Disallowance of related party deductions changes accounting method
TAX ALERT |
To prevent duplications or omissions that may arise from the use of a new method of accounting, a change in method of accounting is generally implemented with a section 481(a) catch-up adjustment, which is computed as of the beginning of the year of change. In Bosamia v. Commissioner, 2011 U.S. App. LEXIS 21486 (5th Cir. 2011), aff'g T.C. Memo 2010-218, the Fifth Circuit affirmed the Tax Court's holding that IRS's disallowance of an accrual method S corporation's related party deductions under section 267(a)(2) constituted a change in method of accounting subject to section 481(a). Further, in calculating the resulting section 481(a) adjustment, the IRS was permitted to make an adjustment in the year of change to include adjustments from closed tax years.
Under the facts of the case, Ramash and Pragati Bosamia (a married couple, collectively the Taxpayers) were the sole shareholders of two S corporations, India Music, Inc. (India Music) and Houston-Rakhee Imports (HRI). India Music purchased its inventory on credit from HRI, thereby creating a related party account payable. India Music, an accrual method taxpayer, deducted the annual increases in accounts payable to HRI even though no cash was actually paid to HRI from 1998 through 2004. HRI, a cash method taxpayer, reported no income from sales to India Music for those same years.
India Music was precluded from taking the deduction for payments made to HRI until HRI actually received the payments under section 267(a)(2), which generally defers an accrual method taxpayer's deductions for expenses and interest owed to a related cash method taxpayer until payment is made and the amount involved is includible in the gross income of the cash method payee. Thus, in 2008, the IRS issued a notice of deficiency for the Taxpayers' 2004 tax year, which calculated interest and penalties on India Music's cost of goods sold deductions for 1998 through 2004. At the time that the 2004 notice of deficiency was issued, the statute of limitations for 1998 through 2002 had expired, and the IRS was barred from assessing income tax on those years under section 6501(a); however, the notice of deficiency included a section 481(a) adjustment, which adjusted the Taxpayers' income for the total of India Music's claimed cost of goods sold for 1998 through 2003.

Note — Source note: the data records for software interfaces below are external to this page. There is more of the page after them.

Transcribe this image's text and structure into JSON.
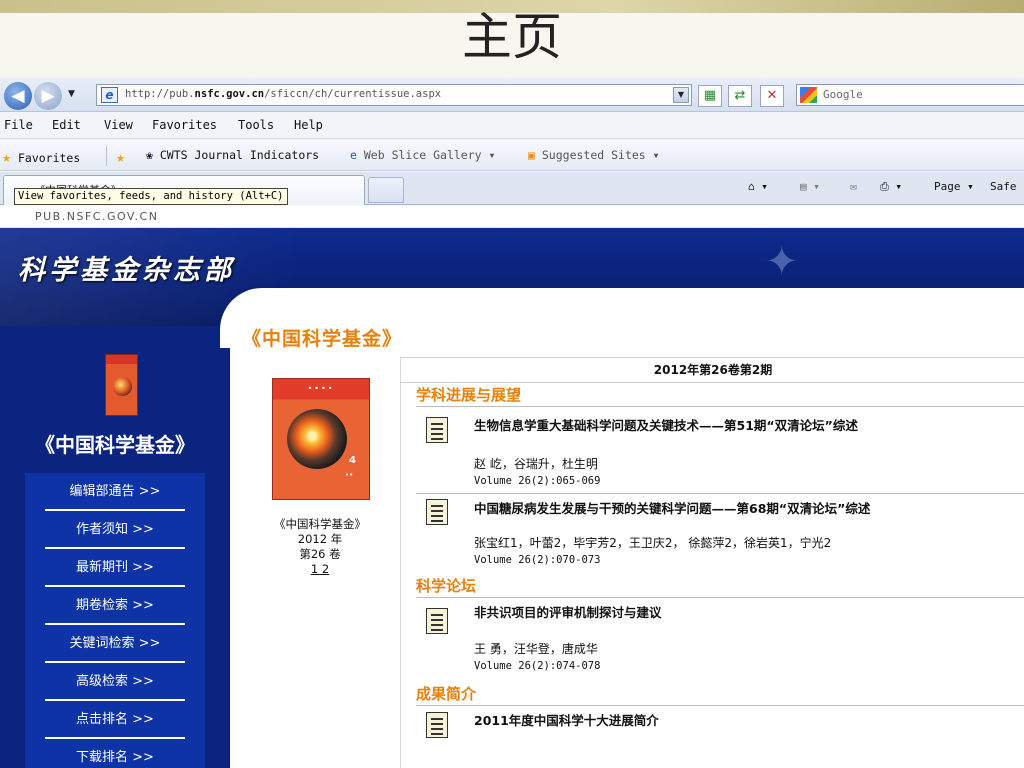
{
  "slide": {
    "title": "主页"
  },
  "browser": {
    "url_prefix": "http://pub.",
    "url_domain": "nsfc.gov.cn",
    "url_path": "/sficcn/ch/currentissue.aspx",
    "search_placeholder": "Google",
    "menu": [
      "File",
      "Edit",
      "View",
      "Favorites",
      "Tools",
      "Help"
    ],
    "favorites_label": "Favorites",
    "fav_links": [
      "CWTS Journal Indicators",
      "Web Slice Gallery ▾",
      "Suggested Sites ▾"
    ],
    "tab_title": "《中国科学基金》",
    "tooltip": "View favorites, feeds, and history (Alt+C)",
    "command_items": [
      "Page ▾",
      "Safe"
    ]
  },
  "site": {
    "domain_label": "PUB.NSFC.GOV.CN",
    "banner_title": "科学基金杂志部",
    "sidebar_title": "《中国科学基金》",
    "nav": [
      "编辑部通告 >>",
      "作者须知 >>",
      "最新期刊 >>",
      "期卷检索 >>",
      "关键词检索 >>",
      "高级检索 >>",
      "点击排名 >>",
      "下载排名 >>"
    ]
  },
  "content": {
    "page_title": "《中国科学基金》",
    "cover_caption": [
      "《中国科学基金》",
      "2012 年",
      "第26 卷"
    ],
    "cover_links": "1 2",
    "issue_header": "2012年第26卷第2期",
    "sections": [
      {
        "name": "学科进展与展望",
        "articles": [
          {
            "title": "生物信息学重大基础科学问题及关键技术——第51期“双清论坛”综述",
            "authors": "赵 屹，谷瑞升，杜生明",
            "volume": "Volume 26(2):065-069"
          },
          {
            "title": "中国糖尿病发生发展与干预的关键科学问题——第68期“双清论坛”综述",
            "authors": "张宝红1，叶蕾2，毕宇芳2，王卫庆2， 徐懿萍2，徐岩英1，宁光2",
            "volume": "Volume 26(2):070-073"
          }
        ]
      },
      {
        "name": "科学论坛",
        "articles": [
          {
            "title": "非共识项目的评审机制探讨与建议",
            "authors": "王 勇，汪华登，唐成华",
            "volume": "Volume 26(2):074-078"
          }
        ]
      },
      {
        "name": "成果简介",
        "articles": [
          {
            "title": "2011年度中国科学十大进展简介",
            "authors": "",
            "volume": ""
          }
        ]
      }
    ]
  }
}
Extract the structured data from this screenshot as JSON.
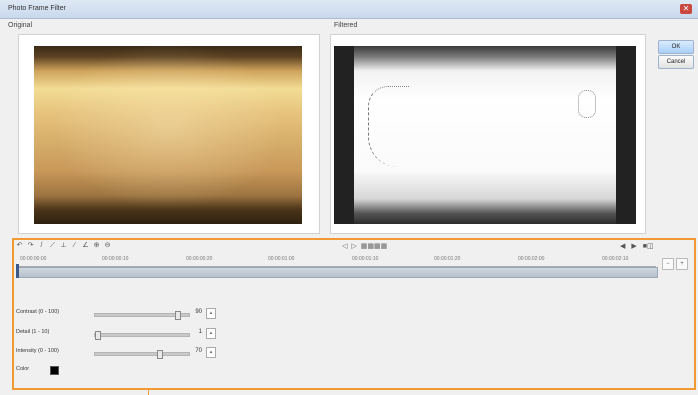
{
  "window": {
    "title": "Photo Frame Filter",
    "close_label": "✕"
  },
  "panes": {
    "original_label": "Original",
    "filtered_label": "Filtered"
  },
  "buttons": {
    "ok": "OK",
    "cancel": "Cancel"
  },
  "toolbar": {
    "tool_icons": [
      "undo-icon",
      "redo-icon",
      "pencil-icon",
      "brush-icon",
      "eraser-icon",
      "pen-icon",
      "pen2-icon",
      "zoom-icon",
      "zoom2-icon"
    ]
  },
  "transport": {
    "labels": [
      "◁",
      "▷",
      "▦▦▦▦"
    ]
  },
  "right_tools": {
    "labels": [
      "◀",
      "▶",
      "■◫"
    ]
  },
  "timeline": {
    "ticks": [
      "00:00:00:00",
      "00:00:00:10",
      "00:00:00:20",
      "00:00:01:00",
      "00:00:01:10",
      "00:00:01:20",
      "00:00:02:00",
      "00:00:02:10"
    ],
    "progress": 0.0
  },
  "params": [
    {
      "label": "Contrast (0 - 100)",
      "value": "90",
      "position": 0.9
    },
    {
      "label": "Detail (1 - 10)",
      "value": "1",
      "position": 0.0
    },
    {
      "label": "Intensity (0 - 100)",
      "value": "70",
      "position": 0.7
    }
  ],
  "color": {
    "label": "Color",
    "value": "#000000"
  },
  "accent": "#f19a34"
}
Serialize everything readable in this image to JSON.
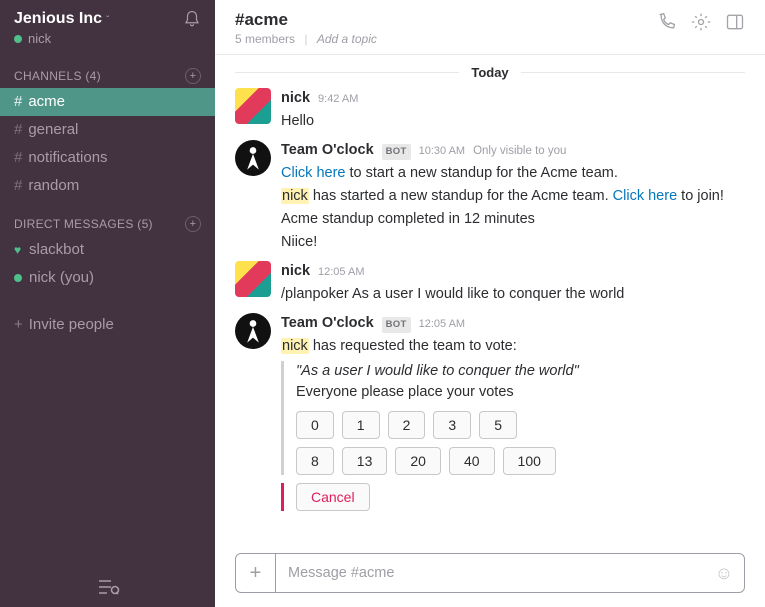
{
  "sidebar": {
    "team_name": "Jenious Inc",
    "current_user": "nick",
    "channels_label": "CHANNELS",
    "channels_count": "(4)",
    "channels": [
      {
        "name": "acme",
        "active": true
      },
      {
        "name": "general",
        "active": false
      },
      {
        "name": "notifications",
        "active": false
      },
      {
        "name": "random",
        "active": false
      }
    ],
    "dm_label": "DIRECT MESSAGES",
    "dm_count": "(5)",
    "dms": [
      {
        "name": "slackbot",
        "presence": "heart"
      },
      {
        "name": "nick (you)",
        "presence": "dot"
      }
    ],
    "invite_label": "Invite people"
  },
  "header": {
    "channel": "#acme",
    "members": "5 members",
    "add_topic": "Add a topic"
  },
  "day_label": "Today",
  "messages": [
    {
      "kind": "user",
      "name": "nick",
      "time": "9:42 AM",
      "text": "Hello"
    },
    {
      "kind": "bot",
      "name": "Team O'clock",
      "time": "10:30 AM",
      "only": "Only visible to you",
      "lines": [
        {
          "parts": [
            {
              "link": "Click here"
            },
            {
              "t": " to start a new standup for the Acme team."
            }
          ]
        },
        {
          "parts": [
            {
              "hl": "nick"
            },
            {
              "t": " has started a new standup for the Acme team. "
            },
            {
              "link": "Click here"
            },
            {
              "t": " to join!"
            }
          ]
        },
        {
          "parts": [
            {
              "t": "Acme standup completed in 12 minutes"
            }
          ]
        },
        {
          "parts": [
            {
              "t": "Niice!"
            }
          ]
        }
      ]
    },
    {
      "kind": "user",
      "name": "nick",
      "time": "12:05 AM",
      "text": "/planpoker As a user I would like to conquer the world"
    },
    {
      "kind": "bot",
      "name": "Team O'clock",
      "time": "12:05 AM",
      "lines": [
        {
          "parts": [
            {
              "hl": "nick"
            },
            {
              "t": " has requested the team to vote:"
            }
          ]
        }
      ],
      "attachment": {
        "quote": "\"As a user I would like to conquer the world\"",
        "plain": "Everyone please place your votes",
        "buttons_row1": [
          "0",
          "1",
          "2",
          "3",
          "5"
        ],
        "buttons_row2": [
          "8",
          "13",
          "20",
          "40",
          "100"
        ],
        "cancel": "Cancel"
      }
    }
  ],
  "composer": {
    "placeholder": "Message #acme"
  }
}
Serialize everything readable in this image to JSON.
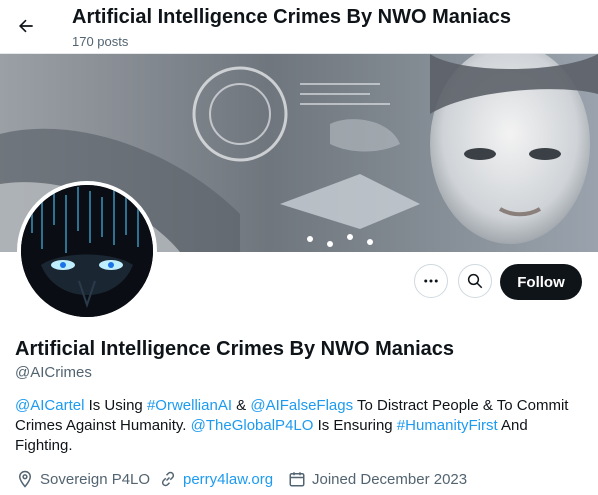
{
  "header": {
    "title": "Artificial Intelligence Crimes By NWO Maniacs",
    "posts": "170 posts"
  },
  "actions": {
    "follow_label": "Follow"
  },
  "profile": {
    "name": "Artificial Intelligence Crimes By NWO Maniacs",
    "handle": "@AICrimes",
    "bio": [
      {
        "text": "@AICartel",
        "link": true
      },
      {
        "text": " Is Using ",
        "link": false
      },
      {
        "text": "#OrwellianAI",
        "link": true
      },
      {
        "text": " & ",
        "link": false
      },
      {
        "text": "@AIFalseFlags",
        "link": true
      },
      {
        "text": " To Distract People & To Commit Crimes Against Humanity. ",
        "link": false
      },
      {
        "text": "@TheGlobalP4LO",
        "link": true
      },
      {
        "text": " Is Ensuring ",
        "link": false
      },
      {
        "text": "#HumanityFirst",
        "link": true
      },
      {
        "text": " And Fighting.",
        "link": false
      }
    ],
    "location": "Sovereign P4LO",
    "website": "perry4law.org",
    "joined": "Joined December 2023"
  },
  "icons": [
    "back-arrow-icon",
    "more-icon",
    "search-icon",
    "location-pin-icon",
    "link-icon",
    "calendar-icon"
  ],
  "colors": {
    "accent": "#1d9bf0",
    "text": "#0f1419",
    "secondary": "#536471",
    "follow_bg": "#0f1419"
  }
}
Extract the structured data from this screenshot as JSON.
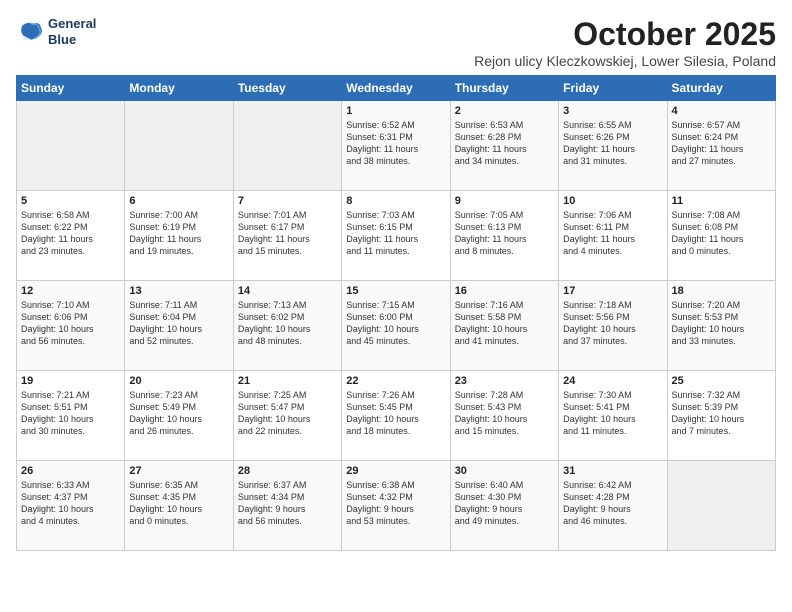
{
  "header": {
    "logo_line1": "General",
    "logo_line2": "Blue",
    "month": "October 2025",
    "location": "Rejon ulicy Kleczkowskiej, Lower Silesia, Poland"
  },
  "days_of_week": [
    "Sunday",
    "Monday",
    "Tuesday",
    "Wednesday",
    "Thursday",
    "Friday",
    "Saturday"
  ],
  "weeks": [
    [
      {
        "day": "",
        "empty": true
      },
      {
        "day": "",
        "empty": true
      },
      {
        "day": "",
        "empty": true
      },
      {
        "day": "1",
        "sunrise": "6:52 AM",
        "sunset": "6:31 PM",
        "daylight": "11 hours and 38 minutes."
      },
      {
        "day": "2",
        "sunrise": "6:53 AM",
        "sunset": "6:28 PM",
        "daylight": "11 hours and 34 minutes."
      },
      {
        "day": "3",
        "sunrise": "6:55 AM",
        "sunset": "6:26 PM",
        "daylight": "11 hours and 31 minutes."
      },
      {
        "day": "4",
        "sunrise": "6:57 AM",
        "sunset": "6:24 PM",
        "daylight": "11 hours and 27 minutes."
      }
    ],
    [
      {
        "day": "5",
        "sunrise": "6:58 AM",
        "sunset": "6:22 PM",
        "daylight": "11 hours and 23 minutes."
      },
      {
        "day": "6",
        "sunrise": "7:00 AM",
        "sunset": "6:19 PM",
        "daylight": "11 hours and 19 minutes."
      },
      {
        "day": "7",
        "sunrise": "7:01 AM",
        "sunset": "6:17 PM",
        "daylight": "11 hours and 15 minutes."
      },
      {
        "day": "8",
        "sunrise": "7:03 AM",
        "sunset": "6:15 PM",
        "daylight": "11 hours and 11 minutes."
      },
      {
        "day": "9",
        "sunrise": "7:05 AM",
        "sunset": "6:13 PM",
        "daylight": "11 hours and 8 minutes."
      },
      {
        "day": "10",
        "sunrise": "7:06 AM",
        "sunset": "6:11 PM",
        "daylight": "11 hours and 4 minutes."
      },
      {
        "day": "11",
        "sunrise": "7:08 AM",
        "sunset": "6:08 PM",
        "daylight": "11 hours and 0 minutes."
      }
    ],
    [
      {
        "day": "12",
        "sunrise": "7:10 AM",
        "sunset": "6:06 PM",
        "daylight": "10 hours and 56 minutes."
      },
      {
        "day": "13",
        "sunrise": "7:11 AM",
        "sunset": "6:04 PM",
        "daylight": "10 hours and 52 minutes."
      },
      {
        "day": "14",
        "sunrise": "7:13 AM",
        "sunset": "6:02 PM",
        "daylight": "10 hours and 48 minutes."
      },
      {
        "day": "15",
        "sunrise": "7:15 AM",
        "sunset": "6:00 PM",
        "daylight": "10 hours and 45 minutes."
      },
      {
        "day": "16",
        "sunrise": "7:16 AM",
        "sunset": "5:58 PM",
        "daylight": "10 hours and 41 minutes."
      },
      {
        "day": "17",
        "sunrise": "7:18 AM",
        "sunset": "5:56 PM",
        "daylight": "10 hours and 37 minutes."
      },
      {
        "day": "18",
        "sunrise": "7:20 AM",
        "sunset": "5:53 PM",
        "daylight": "10 hours and 33 minutes."
      }
    ],
    [
      {
        "day": "19",
        "sunrise": "7:21 AM",
        "sunset": "5:51 PM",
        "daylight": "10 hours and 30 minutes."
      },
      {
        "day": "20",
        "sunrise": "7:23 AM",
        "sunset": "5:49 PM",
        "daylight": "10 hours and 26 minutes."
      },
      {
        "day": "21",
        "sunrise": "7:25 AM",
        "sunset": "5:47 PM",
        "daylight": "10 hours and 22 minutes."
      },
      {
        "day": "22",
        "sunrise": "7:26 AM",
        "sunset": "5:45 PM",
        "daylight": "10 hours and 18 minutes."
      },
      {
        "day": "23",
        "sunrise": "7:28 AM",
        "sunset": "5:43 PM",
        "daylight": "10 hours and 15 minutes."
      },
      {
        "day": "24",
        "sunrise": "7:30 AM",
        "sunset": "5:41 PM",
        "daylight": "10 hours and 11 minutes."
      },
      {
        "day": "25",
        "sunrise": "7:32 AM",
        "sunset": "5:39 PM",
        "daylight": "10 hours and 7 minutes."
      }
    ],
    [
      {
        "day": "26",
        "sunrise": "6:33 AM",
        "sunset": "4:37 PM",
        "daylight": "10 hours and 4 minutes."
      },
      {
        "day": "27",
        "sunrise": "6:35 AM",
        "sunset": "4:35 PM",
        "daylight": "10 hours and 0 minutes."
      },
      {
        "day": "28",
        "sunrise": "6:37 AM",
        "sunset": "4:34 PM",
        "daylight": "9 hours and 56 minutes."
      },
      {
        "day": "29",
        "sunrise": "6:38 AM",
        "sunset": "4:32 PM",
        "daylight": "9 hours and 53 minutes."
      },
      {
        "day": "30",
        "sunrise": "6:40 AM",
        "sunset": "4:30 PM",
        "daylight": "9 hours and 49 minutes."
      },
      {
        "day": "31",
        "sunrise": "6:42 AM",
        "sunset": "4:28 PM",
        "daylight": "9 hours and 46 minutes."
      },
      {
        "day": "",
        "empty": true
      }
    ]
  ]
}
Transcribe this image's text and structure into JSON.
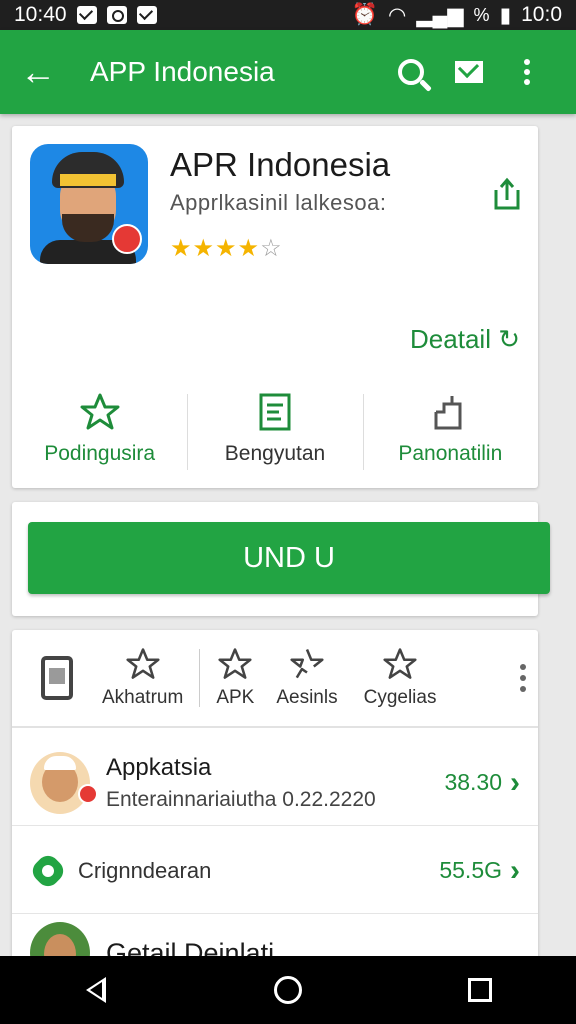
{
  "status_bar": {
    "time_left": "10:40",
    "time_right": "10:0",
    "battery": "%"
  },
  "app_bar": {
    "title": "APP Indonesia",
    "back_icon": "arrow-left",
    "actions": [
      "search-icon",
      "mail-icon",
      "more-vert-icon"
    ]
  },
  "app": {
    "name": "APR Indonesia",
    "subtitle": "Apprlkasinil lalkesoa:",
    "rating_stars": 4,
    "rating_max": 5,
    "detail_link": "Deatail"
  },
  "action_buttons": [
    {
      "label": "Podingusira",
      "icon": "star-outline-icon"
    },
    {
      "label": "Bengyutan",
      "icon": "document-icon"
    },
    {
      "label": "Panonatilin",
      "icon": "device-icon"
    }
  ],
  "install": {
    "label": "UND U"
  },
  "categories": [
    {
      "label": "Akhatrum",
      "icon": "star-outline-icon"
    },
    {
      "label": "APK",
      "icon": "star-outline-icon"
    },
    {
      "label": "Aesinls",
      "icon": "star-broken-icon"
    },
    {
      "label": "Cygelias",
      "icon": "star-outline-icon"
    }
  ],
  "list": [
    {
      "title": "Appkatsia",
      "subtitle": "Enterainnariaiutha 0.22.2220",
      "size": "38.30"
    },
    {
      "title": "Crignndearan",
      "size": "55.5G"
    },
    {
      "title": "Getail Deinlati"
    }
  ],
  "colors": {
    "accent": "#22a443",
    "accent_text": "#1e8c3a",
    "star": "#f5b400"
  }
}
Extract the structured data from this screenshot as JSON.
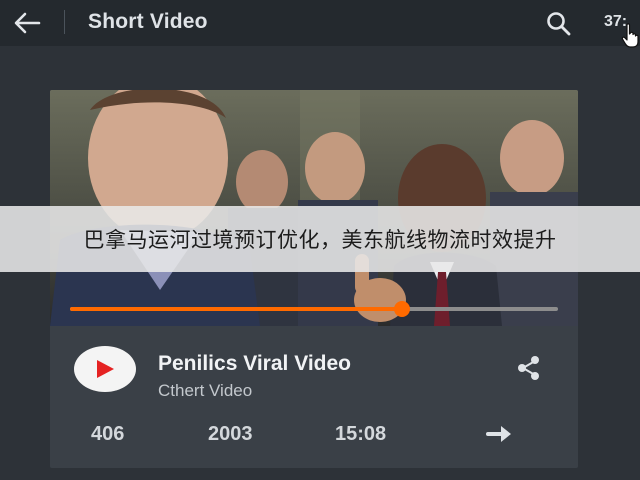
{
  "header": {
    "title": "Short Video",
    "count_text": "37:",
    "icons": {
      "back": "arrow-left-icon",
      "search": "search-icon",
      "cursor": "hand-cursor-icon"
    }
  },
  "video": {
    "title": "Penilics Viral Video",
    "subtitle": "Cthert Video",
    "progress_fraction": 0.68,
    "accent_color": "#ff6a00",
    "play_icon_color": "#e52222"
  },
  "stats": {
    "views": "406",
    "year": "2003",
    "duration": "15:08"
  },
  "actions": {
    "share": "share-icon",
    "next": "arrow-right-icon",
    "play": "play-icon"
  },
  "overlay": {
    "caption": "巴拿马运河过境预订优化，美东航线物流时效提升"
  }
}
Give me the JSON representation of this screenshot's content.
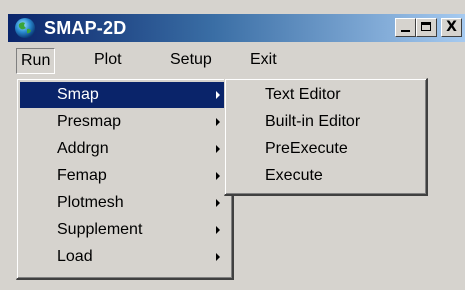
{
  "window": {
    "title": "SMAP-2D",
    "controls": {
      "minimize": "_",
      "maximize": "□",
      "close": "X"
    }
  },
  "menubar": [
    {
      "id": "run",
      "label": "Run",
      "open": true
    },
    {
      "id": "plot",
      "label": "Plot"
    },
    {
      "id": "setup",
      "label": "Setup"
    },
    {
      "id": "exit",
      "label": "Exit"
    }
  ],
  "run_menu": [
    {
      "label": "Smap",
      "has_submenu": true,
      "selected": true
    },
    {
      "label": "Presmap",
      "has_submenu": true
    },
    {
      "label": "Addrgn",
      "has_submenu": true
    },
    {
      "label": "Femap",
      "has_submenu": true
    },
    {
      "label": "Plotmesh",
      "has_submenu": true
    },
    {
      "label": "Supplement",
      "has_submenu": true
    },
    {
      "label": "Load",
      "has_submenu": true
    }
  ],
  "smap_submenu": [
    {
      "label": "Text Editor"
    },
    {
      "label": "Built-in Editor"
    },
    {
      "label": "PreExecute"
    },
    {
      "label": "Execute"
    }
  ],
  "colors": {
    "title_bar_start": "#0a246a",
    "title_bar_end": "#a6caf0",
    "menu_face": "#d6d3ce",
    "highlight": "#0a246a"
  },
  "icons": {
    "app": "globe-icon"
  }
}
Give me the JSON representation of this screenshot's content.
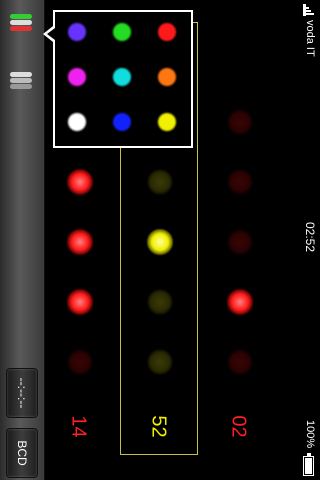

The Tax Court rejected the Taxpayers' claim that a change to comply with section 267(a)(2) was not a change in method of accounting and that such change should not take into account the inventory or cost of goods sold adjustments from the Taxpayers' closed years. Under Reg. section 1.481-1(a)(1), a change in method of accounting to which section 481(a) applies includes a change in the overall method of accounting for gross income or deductions or a change in the treatment of a material item. Under Reg. section 1.446-1(e)(2)(ii)(a), a material item is any item that involves the proper time for the inclusion of the item in income or the taking of a deduction. Further, in Summit Sheet Metal Co. v. Commissioner, T.C. Memo 1996-563, the Tax Court held that a change made to comply with section 267(a)(2) affected the timing of a deduction, and, thus, was a change in the treatment of a material item. By deferring India Music's deductions until HRI actually received payment and recognized such income, the IRS effectively changed India Music's accounting method for its accounts payable from the accrual method to the cash method (i.e., the IRS changed India Music's treatment of a material item in 2004 by postponing the proper time for taking its account payable deduction).
In relying on Reg. sections 1.481-1(a)(1), 1.446-1(e)(2)(ii)(a), and Summit Sheet Metal, the Fifth Circuit reasoned that India Music changed its method of accounting when it was required to postpone the realization of its cost of goods sold. Since such a change was a change in the treatment of a material item, section 481(a) applied to the change made to comply with section 267(a)(2). Further, in upholding the IRS's assertion that section 481(a) did not conflict with the statute of limitations, the Court cited Graff Chevrolet Co. v. Campbell, 343 F.2d 568, 572 (5th Cir. 1968), in noting that the "statute of limitations is directed towards stale claims," while "section 481 deals with claims which do not even arise until the year of the accounting change."
In reviewing related party transactions, taxpayers should be cognizant of the requirements under section 267(a)(2) that generally require the matching of the deduction claimed by an accrual method taxpayer with the income recognized by a related cash method taxpayer. As exemplified in Bosamia, a change in accounting method to comply with section 267(a)(2) is subject to section 481, and, therefore, such change will encompass all years for which section 267(a)(2) applies, even if the statute of limitations has closed. A change in method of accounting to comply with section 267(a)(2) is generally eligible for automatic consent under App. section 12.01 of Rev. Proc. 2011-14 (automatic change number 26).